## Work order
Which lines in the entries below contain the string "views"? Show each of them in full.

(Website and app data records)
>>>>
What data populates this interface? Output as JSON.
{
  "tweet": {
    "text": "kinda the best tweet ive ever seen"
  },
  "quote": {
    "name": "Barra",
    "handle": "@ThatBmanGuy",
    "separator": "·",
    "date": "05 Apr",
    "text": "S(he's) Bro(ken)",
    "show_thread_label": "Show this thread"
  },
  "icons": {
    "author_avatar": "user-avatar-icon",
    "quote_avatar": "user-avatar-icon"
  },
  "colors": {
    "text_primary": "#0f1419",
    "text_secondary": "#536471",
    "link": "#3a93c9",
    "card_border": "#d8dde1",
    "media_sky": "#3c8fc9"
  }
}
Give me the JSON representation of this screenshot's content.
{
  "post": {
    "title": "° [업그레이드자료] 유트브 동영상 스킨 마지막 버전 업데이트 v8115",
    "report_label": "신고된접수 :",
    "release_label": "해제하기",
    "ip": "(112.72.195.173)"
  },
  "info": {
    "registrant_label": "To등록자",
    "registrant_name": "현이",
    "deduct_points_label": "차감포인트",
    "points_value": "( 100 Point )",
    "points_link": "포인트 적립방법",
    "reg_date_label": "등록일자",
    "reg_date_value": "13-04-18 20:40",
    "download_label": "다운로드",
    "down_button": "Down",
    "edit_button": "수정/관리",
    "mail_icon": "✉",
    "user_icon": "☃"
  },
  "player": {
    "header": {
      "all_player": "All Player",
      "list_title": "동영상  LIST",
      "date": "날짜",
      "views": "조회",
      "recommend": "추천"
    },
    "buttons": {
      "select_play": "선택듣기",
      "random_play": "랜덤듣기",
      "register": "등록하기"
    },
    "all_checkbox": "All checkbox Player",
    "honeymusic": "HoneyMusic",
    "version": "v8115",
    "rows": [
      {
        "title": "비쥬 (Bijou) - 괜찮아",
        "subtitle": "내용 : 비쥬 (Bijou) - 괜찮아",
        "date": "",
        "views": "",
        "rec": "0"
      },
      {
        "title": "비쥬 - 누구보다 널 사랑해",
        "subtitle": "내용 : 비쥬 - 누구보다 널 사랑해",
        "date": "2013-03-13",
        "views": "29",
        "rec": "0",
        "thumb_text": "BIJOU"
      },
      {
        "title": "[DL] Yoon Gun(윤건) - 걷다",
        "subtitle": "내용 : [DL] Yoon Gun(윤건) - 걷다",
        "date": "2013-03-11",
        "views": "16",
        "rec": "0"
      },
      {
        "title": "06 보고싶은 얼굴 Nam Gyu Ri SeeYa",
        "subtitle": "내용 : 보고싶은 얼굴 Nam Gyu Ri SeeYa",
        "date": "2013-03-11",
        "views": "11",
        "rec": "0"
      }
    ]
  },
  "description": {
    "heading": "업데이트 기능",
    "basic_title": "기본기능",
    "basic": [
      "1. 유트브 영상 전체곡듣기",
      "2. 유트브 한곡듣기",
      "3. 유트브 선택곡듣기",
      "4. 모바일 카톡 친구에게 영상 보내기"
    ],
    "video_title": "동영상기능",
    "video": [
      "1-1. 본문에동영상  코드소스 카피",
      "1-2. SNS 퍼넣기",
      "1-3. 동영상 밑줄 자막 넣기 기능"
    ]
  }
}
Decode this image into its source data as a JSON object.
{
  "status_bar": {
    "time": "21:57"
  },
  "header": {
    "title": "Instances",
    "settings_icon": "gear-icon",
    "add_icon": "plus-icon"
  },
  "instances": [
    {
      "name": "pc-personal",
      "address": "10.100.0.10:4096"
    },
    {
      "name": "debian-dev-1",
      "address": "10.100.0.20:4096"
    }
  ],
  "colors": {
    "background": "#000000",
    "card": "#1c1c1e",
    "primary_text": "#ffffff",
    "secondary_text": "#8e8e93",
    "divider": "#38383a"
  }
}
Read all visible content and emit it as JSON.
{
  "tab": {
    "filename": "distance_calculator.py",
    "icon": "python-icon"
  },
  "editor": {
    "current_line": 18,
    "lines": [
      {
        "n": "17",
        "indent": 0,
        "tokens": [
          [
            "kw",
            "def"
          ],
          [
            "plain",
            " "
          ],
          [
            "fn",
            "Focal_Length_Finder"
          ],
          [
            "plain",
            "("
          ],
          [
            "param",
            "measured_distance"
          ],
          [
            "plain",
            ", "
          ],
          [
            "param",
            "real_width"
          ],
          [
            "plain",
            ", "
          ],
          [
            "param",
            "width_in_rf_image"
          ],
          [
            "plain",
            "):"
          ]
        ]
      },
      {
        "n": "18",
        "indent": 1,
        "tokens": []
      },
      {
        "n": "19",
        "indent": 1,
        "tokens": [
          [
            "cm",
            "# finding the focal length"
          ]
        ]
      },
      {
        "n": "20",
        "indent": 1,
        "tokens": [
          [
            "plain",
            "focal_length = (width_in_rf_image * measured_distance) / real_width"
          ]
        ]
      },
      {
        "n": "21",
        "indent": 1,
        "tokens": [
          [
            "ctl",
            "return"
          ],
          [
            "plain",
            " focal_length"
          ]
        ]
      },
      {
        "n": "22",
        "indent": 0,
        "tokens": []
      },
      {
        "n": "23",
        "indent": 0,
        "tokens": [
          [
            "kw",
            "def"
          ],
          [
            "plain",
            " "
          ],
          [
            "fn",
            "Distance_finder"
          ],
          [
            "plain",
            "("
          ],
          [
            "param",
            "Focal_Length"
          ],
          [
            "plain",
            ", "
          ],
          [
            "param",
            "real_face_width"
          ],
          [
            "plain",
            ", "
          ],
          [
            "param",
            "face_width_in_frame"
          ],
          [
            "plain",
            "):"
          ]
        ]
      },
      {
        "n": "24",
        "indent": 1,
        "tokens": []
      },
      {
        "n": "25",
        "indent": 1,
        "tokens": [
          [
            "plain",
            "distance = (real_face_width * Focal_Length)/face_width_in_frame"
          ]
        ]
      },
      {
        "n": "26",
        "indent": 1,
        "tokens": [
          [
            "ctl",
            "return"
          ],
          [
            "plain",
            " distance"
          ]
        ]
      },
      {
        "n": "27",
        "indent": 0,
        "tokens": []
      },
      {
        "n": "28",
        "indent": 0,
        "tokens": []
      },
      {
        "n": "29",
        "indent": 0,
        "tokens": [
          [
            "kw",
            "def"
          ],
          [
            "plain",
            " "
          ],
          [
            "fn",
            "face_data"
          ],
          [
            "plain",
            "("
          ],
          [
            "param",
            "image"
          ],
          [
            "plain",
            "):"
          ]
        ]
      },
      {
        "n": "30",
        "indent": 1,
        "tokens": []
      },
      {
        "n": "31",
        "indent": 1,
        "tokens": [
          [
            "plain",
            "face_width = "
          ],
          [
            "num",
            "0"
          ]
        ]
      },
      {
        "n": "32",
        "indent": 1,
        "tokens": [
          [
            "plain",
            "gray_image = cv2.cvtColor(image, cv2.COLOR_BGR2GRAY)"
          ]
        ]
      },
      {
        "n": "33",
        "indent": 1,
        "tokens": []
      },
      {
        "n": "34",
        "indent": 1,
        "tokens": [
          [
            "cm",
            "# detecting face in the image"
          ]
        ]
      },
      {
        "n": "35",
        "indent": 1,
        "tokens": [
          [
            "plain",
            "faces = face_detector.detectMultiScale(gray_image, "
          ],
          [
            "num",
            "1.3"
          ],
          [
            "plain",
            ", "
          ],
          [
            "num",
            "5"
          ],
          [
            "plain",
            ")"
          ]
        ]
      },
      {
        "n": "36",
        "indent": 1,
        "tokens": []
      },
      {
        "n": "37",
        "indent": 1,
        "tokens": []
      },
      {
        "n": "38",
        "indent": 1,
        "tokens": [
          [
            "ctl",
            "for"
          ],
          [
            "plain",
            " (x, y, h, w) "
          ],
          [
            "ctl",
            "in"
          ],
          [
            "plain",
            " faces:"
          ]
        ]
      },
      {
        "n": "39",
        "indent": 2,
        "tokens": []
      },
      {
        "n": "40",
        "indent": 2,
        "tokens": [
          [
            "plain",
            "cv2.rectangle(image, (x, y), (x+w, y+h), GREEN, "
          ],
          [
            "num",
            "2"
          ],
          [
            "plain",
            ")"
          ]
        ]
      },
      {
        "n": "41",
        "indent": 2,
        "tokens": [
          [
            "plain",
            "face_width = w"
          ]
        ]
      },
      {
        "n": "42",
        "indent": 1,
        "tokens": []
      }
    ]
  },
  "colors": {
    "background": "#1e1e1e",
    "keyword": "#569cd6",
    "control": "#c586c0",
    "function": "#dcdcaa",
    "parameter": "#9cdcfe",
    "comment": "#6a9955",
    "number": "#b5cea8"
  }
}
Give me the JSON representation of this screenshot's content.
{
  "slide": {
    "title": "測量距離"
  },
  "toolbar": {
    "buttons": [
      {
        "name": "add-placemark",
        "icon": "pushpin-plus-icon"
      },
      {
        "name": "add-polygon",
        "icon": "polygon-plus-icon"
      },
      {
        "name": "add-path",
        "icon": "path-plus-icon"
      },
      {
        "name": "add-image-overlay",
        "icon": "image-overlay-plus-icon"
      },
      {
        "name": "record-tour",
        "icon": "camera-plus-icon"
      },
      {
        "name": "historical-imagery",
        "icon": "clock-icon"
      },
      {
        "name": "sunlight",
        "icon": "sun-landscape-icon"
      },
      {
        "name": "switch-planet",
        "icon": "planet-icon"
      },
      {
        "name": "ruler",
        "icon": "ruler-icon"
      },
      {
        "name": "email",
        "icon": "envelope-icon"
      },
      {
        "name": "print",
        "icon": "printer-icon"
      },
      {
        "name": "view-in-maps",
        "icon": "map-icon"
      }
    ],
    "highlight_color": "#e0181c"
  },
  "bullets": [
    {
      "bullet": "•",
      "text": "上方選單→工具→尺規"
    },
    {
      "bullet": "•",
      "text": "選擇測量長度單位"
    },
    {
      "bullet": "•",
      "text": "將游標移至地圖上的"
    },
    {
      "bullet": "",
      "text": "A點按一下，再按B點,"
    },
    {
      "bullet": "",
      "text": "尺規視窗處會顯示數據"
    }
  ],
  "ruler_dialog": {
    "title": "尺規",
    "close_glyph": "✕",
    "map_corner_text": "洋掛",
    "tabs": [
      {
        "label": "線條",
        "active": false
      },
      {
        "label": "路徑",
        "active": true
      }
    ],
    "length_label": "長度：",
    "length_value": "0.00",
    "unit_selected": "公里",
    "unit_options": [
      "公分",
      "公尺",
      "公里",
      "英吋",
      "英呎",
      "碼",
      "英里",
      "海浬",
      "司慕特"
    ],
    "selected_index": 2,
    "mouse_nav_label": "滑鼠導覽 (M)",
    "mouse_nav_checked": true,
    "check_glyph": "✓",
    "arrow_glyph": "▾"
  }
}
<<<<
## Result of this exercise
      "views": "조회",
        "views": "",
        "views": "29",
        "views": "16",
        "views": "11",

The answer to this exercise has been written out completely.